A study released Thursday found millennial partners at law firms are not that different in their attitudes toward work from their other colleagues, but divisions do appear across the generations between genders and racial groups.
First-year associates at larger firms are seeing heftier paychecks, according to a national study. But the Midwest is seeing the shorter end of that stick compared to other regions. In its 2019 Associate Salary Survey report released Wednesday, the National Association for Law Placement found that as of Jan. 1, the overall median first-year associate salary was up nearly 15 percent.
Six intellectual property attorneys walked out of one law firm, boarded the elevator in their downtown Indianapolis office building and pushed the button for a competing law firm on the 19th floor. Thus, Frost Brown Todd last month bolstered its Indianapolis IP practice group by luring the entire intellectual property team from SmithAmundsen’s Indiana office. The move underscored what law firms say is a competitive job market where experienced lawyers are the hottest commodity.
It’s frustrating for any high-performing employee: You’re glued to your computer, fingers furiously flying across the keyboard to finish your report, brief or project. Then you look over and see a co-worker chatting with a friend, playing on their phone or scrolling through their Facebook feed, seemingly without a care or a deadline to meet.
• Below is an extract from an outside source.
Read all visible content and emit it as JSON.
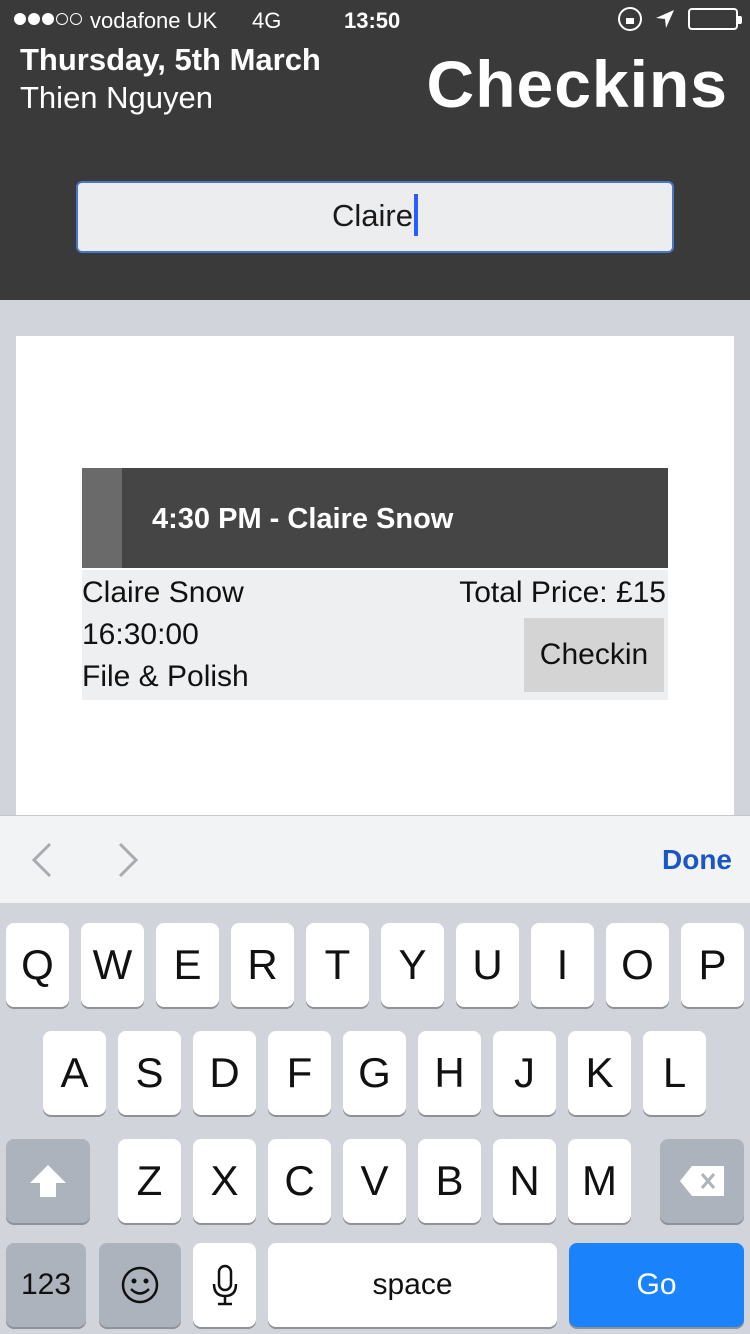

A cultural shift is happening in the practice of law. As more millennials join law firms, their way of thinking, working and learning is slowly becoming the norm as older attorneys and their customs retire from the profession.